8. It was stated that the Presenting Officer on 9 September 2002 had indicated that if the documents were found to be genuine, he, the Presenting Officer, would be minded to grant asylum.

9. The Adjudicator then proceeded to determine the matter under Rule 33(2)(a) without consideration of the merits. He allowed the Appellant’s appeal. He noted that the Respondent had been in possession of the evidence for more than three months. The difficulties for the Secretary of State’s agents in Tehran were freely acknowledged by the Adjudicator but had to be weighed against the seriousness of the evidence in the particular case. The Adjudicator found that the burden of proving that the documents were not genuine shifted to the Respondent.

10. Mr. Phillip relied on the grounds of appeal and submitted that Tanveer Ahmed [2002] UKIAT 00439 established that the burden of proof remained on the Appellant throughout.

11. Mr. Gaskin submitted that the case was an unusual one. He accepted that usually a breach of directions should not result in summary judgement but nothing appeared to have been done in the intervening period. The Appellant had had his claim allowed and had been in limbo for an extended period.

12. It appears to the Tribunal that the Adjudicator was clearly in error in this case in allowing the appeal without consideration of its merits. Firstly, the delay had not been a very long one. The Presenting Officer had originally applied for an adjournment. This was not resisted by the Appellant. In our view, Adjudicators should not adjourn proceedings in circumstances such as this, they should determine the matter then and there. As Tanveer Ahmed makes clear, the burden remains throughout on the Appellants and their representatives. The Adjudicator clearly misdirected himself in this respect.

13. The direction issued by the Adjudicator on 25 October 2002 is not in the least clear. The Secretary of State was directed to notify the parties about the timetable for the production of the verification report. It was not made clear what would follow if the timetable was not complied with. Furthermore, it was represented that there would be a for mention hearing and not a substantive hearing. The Tribunal has indicated on many occasions that it is generally inappropriate to determine asylum appeals without consideration of the merits. The Adjudicator stated that the Respondent had failed to comply with the directions but it is not clear that he had. He had informed the Adjudicator that there was a backlog in determining authentication reports.

14. It would have been open to the Adjudicator at any stage to have determined this appeal on its merits. The Adjudicator, for example, might have been satisfied, having considered the matter in the round, that the documents were authentic. It would have been necessary for the Adjudicator, however, to have reminded himself that the burden remained on the Appellant.

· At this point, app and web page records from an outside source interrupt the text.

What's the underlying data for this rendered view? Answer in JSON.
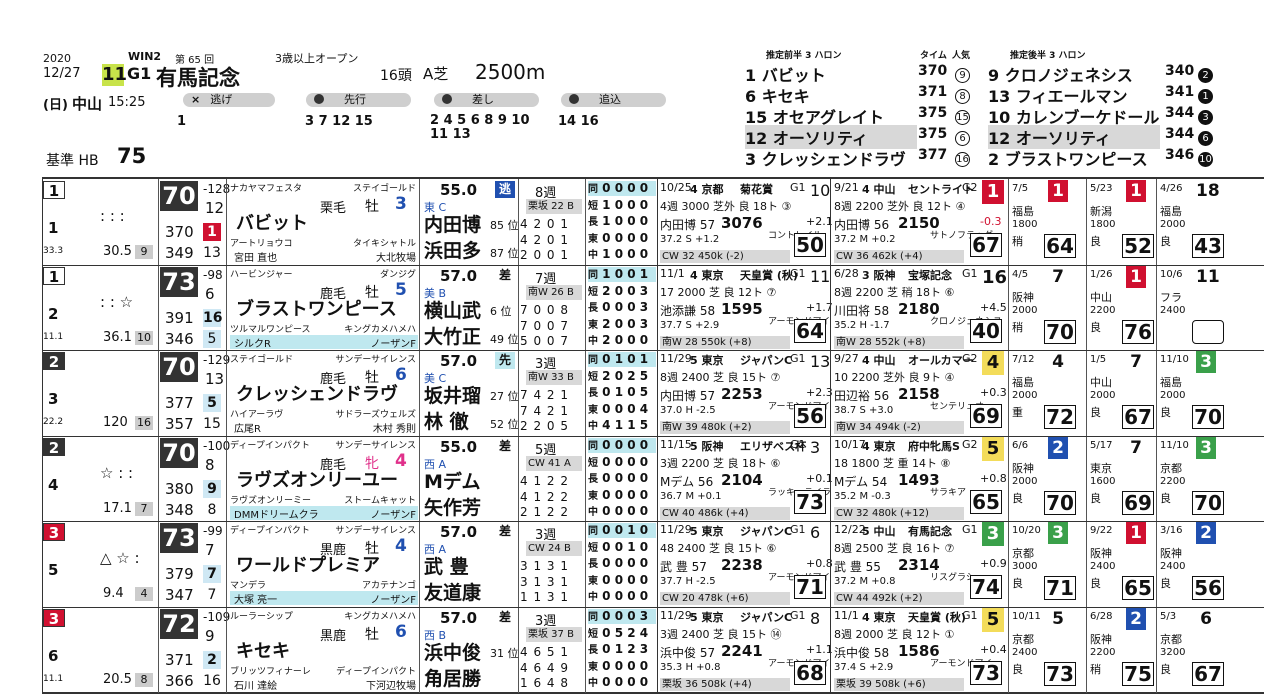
{
  "header": {
    "year": "2020",
    "date": "12/27",
    "weekday": "(日)",
    "course": "中山",
    "time": "15:25",
    "race_number": "11",
    "win_tag": "WIN2",
    "edition": "第 65 回",
    "grade": "G1",
    "race_name": "有馬記念",
    "conditions": "3歳以上オープン",
    "field_size": "16頭",
    "weight_rule": "A芝",
    "distance": "2500m",
    "baseline_label": "基準 HB",
    "baseline_value": "75"
  },
  "styles": [
    {
      "label": "逃げ",
      "symbol": "×",
      "horses": "1"
    },
    {
      "label": "先行",
      "symbol": "O",
      "horses": "3 7 12 15"
    },
    {
      "label": "差し",
      "symbol": "O",
      "horses": "2 4 5 6 8 9 10 11 13"
    },
    {
      "label": "追込",
      "symbol": "O",
      "horses": "14 16"
    }
  ],
  "rankings": {
    "front_title": "推定前半 3 ハロン",
    "time_label": "タイム",
    "pop_label": "人気",
    "back_title": "推定後半 3 ハロン",
    "front": [
      {
        "no": "1",
        "name": "バビット",
        "time": "370",
        "rank": "9"
      },
      {
        "no": "6",
        "name": "キセキ",
        "time": "371",
        "rank": "8"
      },
      {
        "no": "15",
        "name": "オセアグレイト",
        "time": "375",
        "rank": "15"
      },
      {
        "no": "12",
        "name": "オーソリティ",
        "time": "375",
        "rank": "6"
      },
      {
        "no": "3",
        "name": "クレッシェンドラヴ",
        "time": "377",
        "rank": "16"
      }
    ],
    "back": [
      {
        "no": "9",
        "name": "クロノジェネシス",
        "time": "340",
        "rank": "2"
      },
      {
        "no": "13",
        "name": "フィエールマン",
        "time": "341",
        "rank": "1"
      },
      {
        "no": "10",
        "name": "カレンブーケドール",
        "time": "344",
        "rank": "3"
      },
      {
        "no": "12",
        "name": "オーソリティ",
        "time": "344",
        "rank": "6"
      },
      {
        "no": "2",
        "name": "ブラストワンピース",
        "time": "346",
        "rank": "10"
      }
    ]
  },
  "horses": [
    {
      "gate": "1",
      "no": "1",
      "marks": ": : :",
      "odds": "30.5",
      "pop": "9",
      "pct": "33.3",
      "rating": "70",
      "r1": "-128",
      "r2": "12",
      "t1": "370",
      "t1b": "1",
      "t2": "349",
      "t2b": "13",
      "sire": "ナカヤマフェスタ",
      "dam_sire": "ステイゴールド",
      "coat": "栗毛",
      "sex": "牡",
      "age": "3",
      "name": "バビット",
      "dam": "アートリョウコ",
      "breeder_line": "タイキシャトル",
      "trainer": "宮田 直也",
      "farm": "大北牧場",
      "weight": "55.0",
      "style": "逃",
      "east": "東 C",
      "jockey": "内田博",
      "jockey2": "浜田多",
      "j_pos": "85 位",
      "j2_pos": "87 位",
      "stats_label": "8週",
      "course_label": "栗坂 22 B",
      "s1": "4 2 0 1",
      "s2": "4 2 0 1",
      "s3": "2 0 0 1",
      "rec": [
        "0 0 0 0",
        "1 0 0 0",
        "1 0 0 0",
        "0 0 0 0",
        "1 0 0 0"
      ]
    },
    {
      "gate": "1",
      "no": "2",
      "marks": ": : ☆",
      "odds": "36.1",
      "pop": "10",
      "pct": "11.1",
      "rating": "73",
      "r1": "-98",
      "r2": "6",
      "t1": "391",
      "t1b": "16",
      "t2": "346",
      "t2b": "5",
      "sire": "ハービンジャー",
      "dam_sire": "ダンジグ",
      "coat": "鹿毛",
      "sex": "牡",
      "age": "5",
      "name": "ブラストワンピース",
      "dam": "ツルマルワンピース",
      "breeder_line": "キングカメハメハ",
      "trainer": "シルクR",
      "farm": "ノーザンF",
      "weight": "57.0",
      "style": "差",
      "east": "美 B",
      "jockey": "横山武",
      "jockey2": "大竹正",
      "j_pos": "6 位",
      "j2_pos": "49 位",
      "stats_label": "7週",
      "course_label": "南W 26 B",
      "s1": "7 0 0 8",
      "s2": "7 0 0 7",
      "s3": "5 0 0 7",
      "rec": [
        "1 0 0 1",
        "2 0 0 3",
        "0 0 0 3",
        "2 0 0 3",
        "2 0 0 0"
      ]
    },
    {
      "gate": "2",
      "no": "3",
      "marks": "",
      "odds": "120",
      "pop": "16",
      "pct": "22.2",
      "rating": "70",
      "r1": "-129",
      "r2": "13",
      "t1": "377",
      "t1b": "5",
      "t2": "357",
      "t2b": "15",
      "sire": "ステイゴールド",
      "dam_sire": "サンデーサイレンス",
      "coat": "鹿毛",
      "sex": "牡",
      "age": "6",
      "name": "クレッシェンドラヴ",
      "dam": "ハイアーラヴ",
      "breeder_line": "サドラーズウェルズ",
      "trainer": "広尾R",
      "farm": "木村 秀則",
      "weight": "57.0",
      "style": "先",
      "east": "美 C",
      "jockey": "坂井瑠",
      "jockey2": "林 徹",
      "j_pos": "27 位",
      "j2_pos": "52 位",
      "stats_label": "3週",
      "course_label": "南W 33 B",
      "s1": "7 4 2 1",
      "s2": "7 4 2 1",
      "s3": "2 2 0 5",
      "rec": [
        "0 1 0 1",
        "2 0 2 5",
        "0 1 0 5",
        "0 0 0 4",
        "4 1 1 5"
      ]
    },
    {
      "gate": "2",
      "no": "4",
      "marks": "☆ : :",
      "odds": "17.1",
      "pop": "7",
      "pct": "",
      "rating": "70",
      "r1": "-100",
      "r2": "8",
      "t1": "380",
      "t1b": "9",
      "t2": "348",
      "t2b": "8",
      "sire": "ディープインパクト",
      "dam_sire": "サンデーサイレンス",
      "coat": "鹿毛",
      "sex": "牝",
      "age": "4",
      "name": "ラヴズオンリーユー",
      "dam": "ラヴズオンリーミー",
      "breeder_line": "ストームキャット",
      "trainer": "DMMドリームクラ",
      "farm": "ノーザンF",
      "weight": "55.0",
      "style": "差",
      "east": "西 A",
      "jockey": "Mデム",
      "jockey2": "矢作芳",
      "j_pos": "",
      "j2_pos": "",
      "stats_label": "5週",
      "course_label": "CW 41 A",
      "s1": "4 1 2 2",
      "s2": "4 1 2 2",
      "s3": "2 1 2 2",
      "rec": [
        "0 0 0 0",
        "0 0 0 0",
        "0 0 0 0",
        "0 0 0 0",
        "0 0 0 0"
      ]
    },
    {
      "gate": "3",
      "no": "5",
      "marks": "△ ☆ :",
      "odds": "9.4",
      "pop": "4",
      "pct": "",
      "rating": "73",
      "r1": "-99",
      "r2": "7",
      "t1": "379",
      "t1b": "7",
      "t2": "347",
      "t2b": "7",
      "sire": "ディープインパクト",
      "dam_sire": "サンデーサイレンス",
      "coat": "黒鹿",
      "sex": "牡",
      "age": "4",
      "name": "ワールドプレミア",
      "dam": "マンデラ",
      "breeder_line": "アカテナンゴ",
      "trainer": "大塚 亮一",
      "farm": "ノーザンF",
      "weight": "57.0",
      "style": "差",
      "east": "西 A",
      "jockey": "武 豊",
      "jockey2": "友道康",
      "j_pos": "",
      "j2_pos": "",
      "stats_label": "3週",
      "course_label": "CW 24 B",
      "s1": "3 1 3 1",
      "s2": "3 1 3 1",
      "s3": "1 1 3 1",
      "rec": [
        "0 0 1 0",
        "0 0 1 0",
        "0 0 0 0",
        "0 0 0 0",
        "0 0 0 0"
      ]
    },
    {
      "gate": "3",
      "no": "6",
      "marks": "",
      "odds": "20.5",
      "pop": "8",
      "pct": "11.1",
      "rating": "72",
      "r1": "-109",
      "r2": "9",
      "t1": "371",
      "t1b": "2",
      "t2": "366",
      "t2b": "16",
      "sire": "ルーラーシップ",
      "dam_sire": "キングカメハメハ",
      "coat": "黒鹿",
      "sex": "牡",
      "age": "6",
      "name": "キセキ",
      "dam": "ブリッツフィナーレ",
      "breeder_line": "ディープインパクト",
      "trainer": "石川 達絵",
      "farm": "下河辺牧場",
      "weight": "57.0",
      "style": "差",
      "east": "西 B",
      "jockey": "浜中俊",
      "jockey2": "角居勝",
      "j_pos": "31 位",
      "j2_pos": "",
      "stats_label": "3週",
      "course_label": "栗坂 37 B",
      "s1": "4 6 5 1",
      "s2": "4 6 4 9",
      "s3": "1 6 4 8",
      "rec": [
        "0 0 0 3",
        "0 5 2 4",
        "0 1 2 3",
        "0 0 0 0",
        "0 0 0 0"
      ]
    }
  ],
  "last_race": [
    {
      "date": "10/25",
      "course": "4 京都",
      "day": "6",
      "race": "菊花賞",
      "grade": "G1",
      "field": "10",
      "info": "4週 3000 芝外 良 18ト ③",
      "jockey": "内田博 57",
      "time": "3076",
      "wt": "6",
      "pos": "11",
      "diff": "+2.1",
      "rival": "コントレイル",
      "pace": "37.2 S +1.2",
      "score": "50",
      "bd": "CW 32 450k (-2)"
    },
    {
      "date": "11/1",
      "course": "4 東京",
      "day": "8",
      "race": "天皇賞 (秋)",
      "grade": "G1",
      "field": "11",
      "info": "17 2000 芝 良 12ト ⑦",
      "jockey": "池添謙 58",
      "time": "1595",
      "wt": "1",
      "pos": "11",
      "diff": "+1.7",
      "rival": "アーモンドアイ",
      "pace": "37.7 S +2.9",
      "score": "64",
      "bd": "南W 28 550k (+8)"
    },
    {
      "date": "11/29",
      "course": "5 東京",
      "day": "9",
      "race": "ジャパンC",
      "grade": "G1",
      "field": "13",
      "info": "8週 2400 芝 良 15ト ⑦",
      "jockey": "内田博 57",
      "time": "2253",
      "wt": "6",
      "pos": "11",
      "diff": "+2.3",
      "rival": "アーモンドアイ",
      "pace": "37.0 H -2.5",
      "score": "56",
      "bd": "南W 39 480k (+2)"
    },
    {
      "date": "11/15",
      "course": "5 阪神",
      "day": "4",
      "race": "エリザベス杯",
      "grade": "G1",
      "field": "3",
      "info": "3週 2200 芝 良 18ト ⑥",
      "jockey": "Mデム 56",
      "time": "2104",
      "wt": "6",
      "pos": "11",
      "diff": "+0.1",
      "rival": "ラッキーライラ",
      "pace": "36.7 M +0.1",
      "score": "73",
      "bd": "CW 40 486k (+4)"
    },
    {
      "date": "11/29",
      "course": "5 東京",
      "day": "9",
      "race": "ジャパンC",
      "grade": "G1",
      "field": "6",
      "info": "48 2400 芝 良 15ト ⑥",
      "jockey": "武 豊 57",
      "time": "2238",
      "wt": "2",
      "pos": "3",
      "diff": "+0.8",
      "rival": "アーモンドアイ",
      "pace": "37.7 H -2.5",
      "score": "71",
      "bd": "CW 20 478k (+6)"
    },
    {
      "date": "11/29",
      "course": "5 東京",
      "day": "9",
      "race": "ジャパンC",
      "grade": "G1",
      "field": "8",
      "info": "3週 2400 芝 良 15ト ⑭",
      "jockey": "浜中俊 57",
      "time": "2241",
      "wt": "3",
      "pos": "4",
      "diff": "+1.1",
      "rival": "アーモンドアイ",
      "pace": "35.3 H +0.8",
      "score": "68",
      "bd": "栗坂 36 508k (+4)"
    }
  ],
  "prev_race": [
    {
      "date": "9/21",
      "course": "4 中山",
      "day": "5",
      "race": "セントライト",
      "grade": "G2",
      "rank": "1",
      "info": "8週 2200 芝外 良 12ト ④",
      "jockey": "内田博 56",
      "time": "2150",
      "diff": "-0.3",
      "rival": "サトノフラッグ",
      "pace": "37.2 M +0.2",
      "score": "67",
      "bd": "CW 36 462k (+4)"
    },
    {
      "date": "6/28",
      "course": "3 阪神",
      "day": "8",
      "race": "宝塚記念",
      "grade": "G1",
      "rank": "16",
      "info": "8週 2200 芝 稍 18ト ⑥",
      "jockey": "川田将 58",
      "time": "2180",
      "diff": "+4.5",
      "rival": "クロノジェネシス",
      "pace": "35.2 H -1.7",
      "score": "40",
      "bd": "南W 28 552k (+8)"
    },
    {
      "date": "9/27",
      "course": "4 中山",
      "day": "7",
      "race": "オールカマー",
      "grade": "G2",
      "rank": "4",
      "info": "10 2200 芝外 良 9ト ④",
      "jockey": "田辺裕 56",
      "time": "2158",
      "diff": "+0.3",
      "rival": "センテリュオ",
      "pace": "38.7 S +3.0",
      "score": "69",
      "bd": "南W 34 494k (-2)"
    },
    {
      "date": "10/17",
      "course": "4 東京",
      "day": "3",
      "race": "府中牝馬S",
      "grade": "G2",
      "rank": "5",
      "info": "18 1800 芝 重 14ト ⑧",
      "jockey": "Mデム 54",
      "time": "1493",
      "diff": "+0.8",
      "rival": "サラキア",
      "pace": "35.2 M -0.3",
      "score": "65",
      "bd": "CW 32 480k (+12)"
    },
    {
      "date": "12/22",
      "course": "5 中山",
      "day": "8",
      "race": "有馬記念",
      "grade": "G1",
      "rank": "3",
      "info": "8週 2500 芝 良 16ト ⑦",
      "jockey": "武 豊 55",
      "time": "2314",
      "diff": "+0.9",
      "rival": "リスグラシュー",
      "pace": "37.2 M +0.8",
      "score": "74",
      "bd": "CW 44 492k (+2)"
    },
    {
      "date": "11/1",
      "course": "4 東京",
      "day": "8",
      "race": "天皇賞 (秋)",
      "grade": "G1",
      "rank": "5",
      "info": "8週 2000 芝 良 12ト ①",
      "jockey": "浜中俊 58",
      "time": "1586",
      "diff": "+0.4",
      "rival": "アーモンドアイ",
      "pace": "37.4 S +2.9",
      "score": "73",
      "bd": "栗坂 39 508k (+6)"
    }
  ],
  "history": [
    [
      {
        "d": "7/5",
        "r": "1",
        "p": "福島",
        "c": "1800",
        "g": "稍",
        "s": "64"
      },
      {
        "d": "5/23",
        "r": "1",
        "p": "新潟",
        "c": "1800",
        "g": "良",
        "s": "52"
      },
      {
        "d": "4/26",
        "r": "18",
        "p": "福島",
        "c": "2000",
        "g": "良",
        "s": "43"
      }
    ],
    [
      {
        "d": "4/5",
        "r": "7",
        "p": "阪神",
        "c": "2000",
        "g": "稍",
        "s": "70"
      },
      {
        "d": "1/26",
        "r": "1",
        "p": "中山",
        "c": "2200",
        "g": "良",
        "s": "76"
      },
      {
        "d": "10/6",
        "r": "11",
        "p": "フラ",
        "c": "2400",
        "g": "",
        "s": ""
      }
    ],
    [
      {
        "d": "7/12",
        "r": "4",
        "p": "福島",
        "c": "2000",
        "g": "重",
        "s": "72"
      },
      {
        "d": "1/5",
        "r": "7",
        "p": "中山",
        "c": "2000",
        "g": "良",
        "s": "67"
      },
      {
        "d": "11/10",
        "r": "3",
        "p": "福島",
        "c": "2000",
        "g": "良",
        "s": "70"
      }
    ],
    [
      {
        "d": "6/6",
        "r": "2",
        "p": "阪神",
        "c": "2000",
        "g": "良",
        "s": "70"
      },
      {
        "d": "5/17",
        "r": "7",
        "p": "東京",
        "c": "1600",
        "g": "良",
        "s": "69"
      },
      {
        "d": "11/10",
        "r": "3",
        "p": "京都",
        "c": "2200",
        "g": "良",
        "s": "70"
      }
    ],
    [
      {
        "d": "10/20",
        "r": "3",
        "p": "京都",
        "c": "3000",
        "g": "良",
        "s": "71"
      },
      {
        "d": "9/22",
        "r": "1",
        "p": "阪神",
        "c": "2400",
        "g": "良",
        "s": "65"
      },
      {
        "d": "3/16",
        "r": "2",
        "p": "阪神",
        "c": "2400",
        "g": "良",
        "s": "56"
      }
    ],
    [
      {
        "d": "10/11",
        "r": "5",
        "p": "京都",
        "c": "2400",
        "g": "良",
        "s": "73"
      },
      {
        "d": "6/28",
        "r": "2",
        "p": "阪神",
        "c": "2200",
        "g": "稍",
        "s": "75"
      },
      {
        "d": "5/3",
        "r": "6",
        "p": "京都",
        "c": "3200",
        "g": "良",
        "s": "67"
      }
    ]
  ],
  "colors": {
    "red": "#d01030",
    "cyan": "#bfe8ef",
    "dark": "#333333",
    "yellow": "#f3dc5a",
    "green": "#3aa04a",
    "blue": "#2050b0",
    "pink": "#e0308a"
  }
}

15. We appreciate that there has subsequently been delay, but that does not justify the approach of the Adjudicator in this case.

16. This case illustrates well the wisdom of determining appeals rather than adjourning them. Secondly, if directions are issued they should be clear in their terms. Thirdly, if it is indicated that a case is to be listed for mention, then it should be listed for mention.

17. For the reasons we have given, this Adjudication is reversed. The Secretary of State’s appeal is allowed. The matter must be remitted for a hearing before a different Adjudicator.

18. The appeal is allowed to the extent indicated.

Mr. G. Warr
Vice President